Grand Theft Auto V
GTAV gives us more predictable results, with the Maingear Vybe regaining its second-place position and the Avatar sinking back down the stack. The Vybe crushes the most demanding settings the game has to offer at 1920 x 1080 and 2560 x 1440, but at 4K, all of the systems in the field dip below 60 FPS. However, the GTX 1080 SLI systems still see a sizable lead in average framerates over the Avatar’s GTX 1080 Ti at 3840 x 2160, with all three dual-GPU PCs floating around a comfortable 45 FPS.
The Maingear Vybe clings to its second-place finish in the GRID Autosport benchmarks, lagging behind the Digital Storm Velox by a small, negligible margin. None of the PCs in the field have any issue averaging above 115 FPS at 3840 x 2160, and GRID doesn’t push the graphics workload as heavily as other games in our suite. The Avatar’s win over our stock-clocked Z270 test system also suggests that performance is most correlated with CPU clock rates than GPU performance in this particular game.

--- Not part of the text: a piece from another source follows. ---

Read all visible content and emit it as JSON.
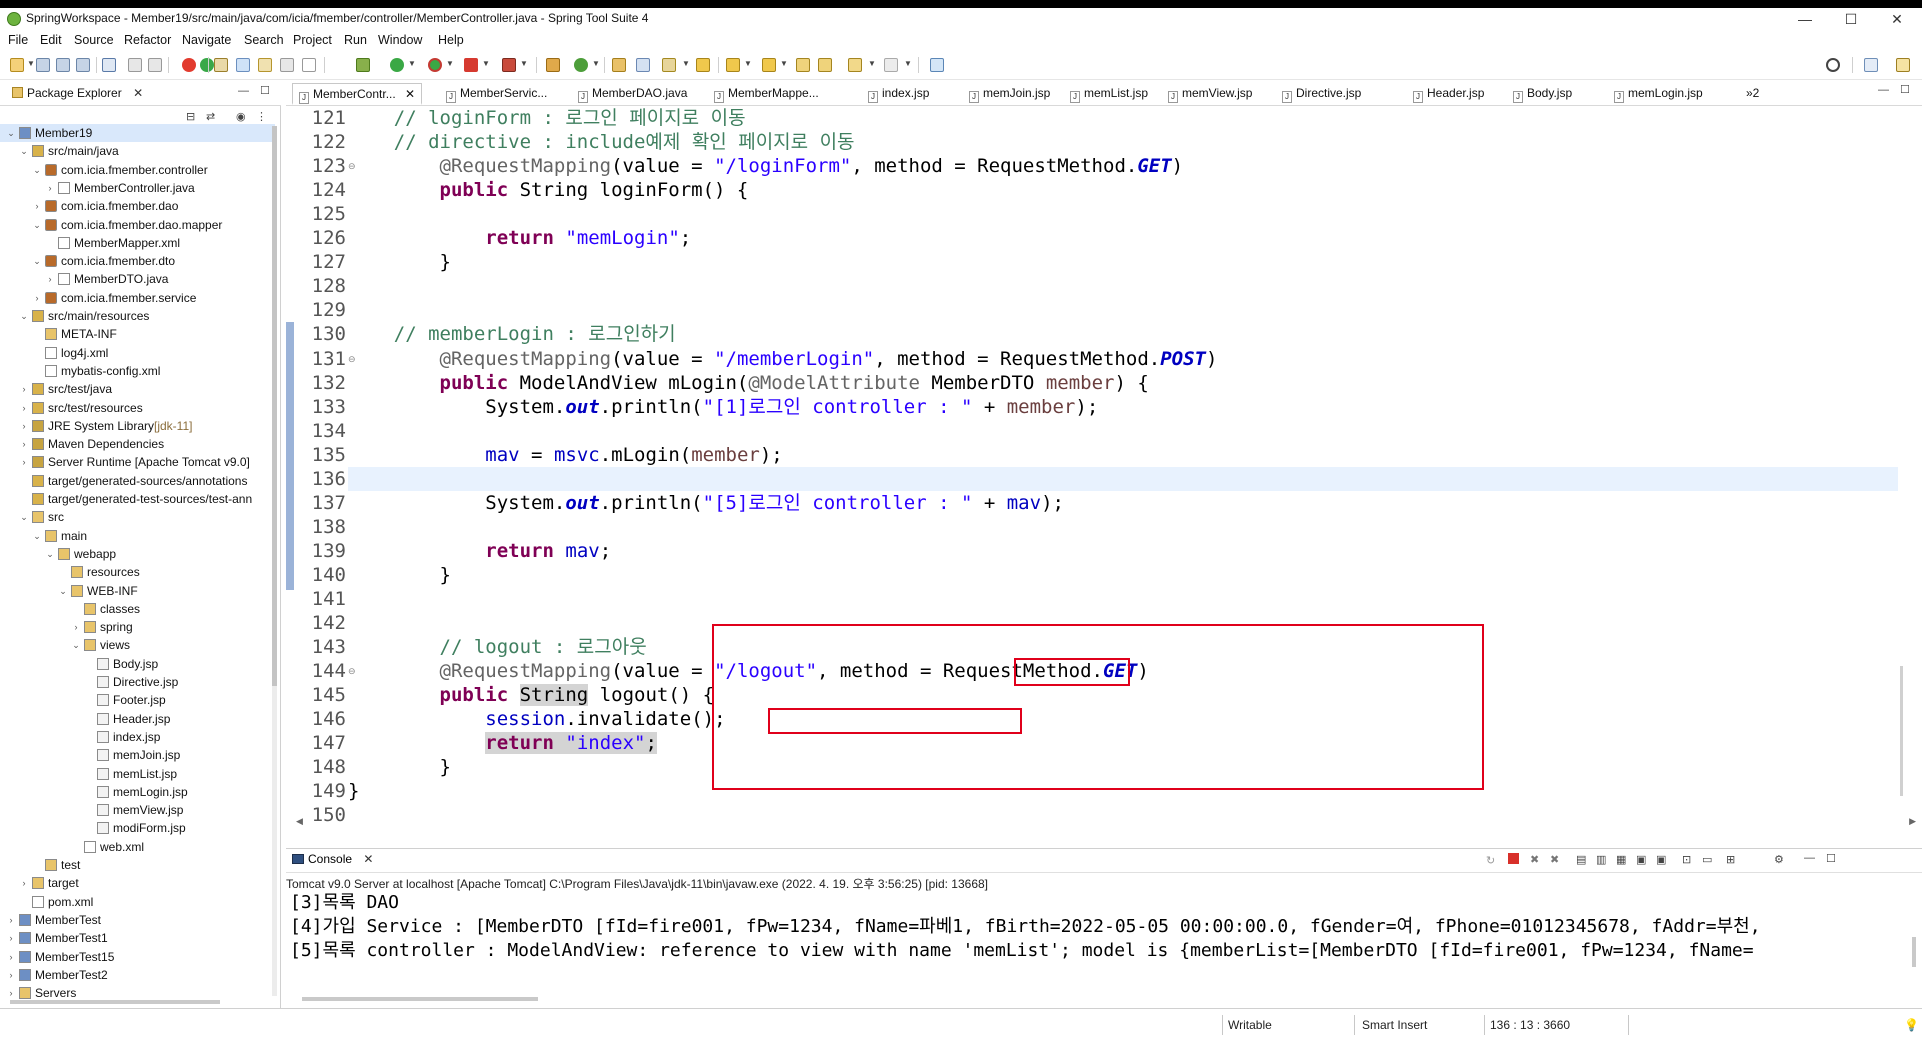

When we first benchmarked Hitman using DX12 and multiple GPUs (when we reviewed the Velox), we encountered some stability issues, so we resorted to testing the rig with multi-graphics support disabled. Although subsequent driver updates and game patches have alleviated much of these issues, we wanted to keep our data sets for this round of desktop reviews comparable, so we tested the Maingear Vybe in the same manner.
As such, the AVADirect Avatar handily beats the GTX 1080-equipped systems with its GTX 1080 Ti. The SLI rigs line up in the usual arrangement, with the Vybe netting better average framerates than our Z270 test bench and sitting hot on the heels of the Velox.
Metro: Last Light Redux
The GPU-intensive and SLI-accommodating Metro: Last Light Redux benchmark returns us to the natural order of things, with the Maingear Vybe trailing the first-place Velox in average framerates by a narrow margin at all tested resolutions. The Avatar also returns the bottom of the chart by a considerable margin. SMAA plays a role in the Vybe’s (and the other systems’) less-than-savory average framerate at 3840 x 2160, but you can dial back a few details or turn off the AA to push it well above 60 FPS.
Rise of the Tomb Raider
We recently went back to using DX11 in the Rise of the Tomb Raider benchmarks, a change we made after our review of the Digital Storm Velox. To keep data sets comparable, we included a DX11 and DX12 chart, comparing the applicable systems in each version of the test.
The Maingear Vybe predictably outperforms our Z270 GTX 1080 SLI test bench and the Avatar using DX11, taking a first-place win in the absence of the Digital Storm Velox. Putting the two custom-shop SLI rigs head to head in the DX12 version of the test puts things in perspective, with the Velox edging out the Vybe by less than 1.5 FPS at all tested resolutions.
Similar to Hitman, multi-GPU DX12 support in The Division was shoddy when we first tested the Velox, so we resorted to testing the game with a single GPU enabled. This puts the Avatar and its GTX 1080 Ti in the lead against the GTX 1080 SLI-equipped systems, which fall into line in their usual formation (with the Velox leading the Vybe by a small margin).
As an older game, Thief sees significant performance gains with higher clock rates, with the Maingear Vybe and Velox pushing far past our Z270 test rig and the Avatar. Although the Vybe again trails the Velox in average framerates by 5-6 FPS at all tested resolutions, it has no issues averaging above 90 FPS at 3840 x 2160.
MORE: Best PC Builds
MORE: How To Build A PC
MORE: All PC Builds Content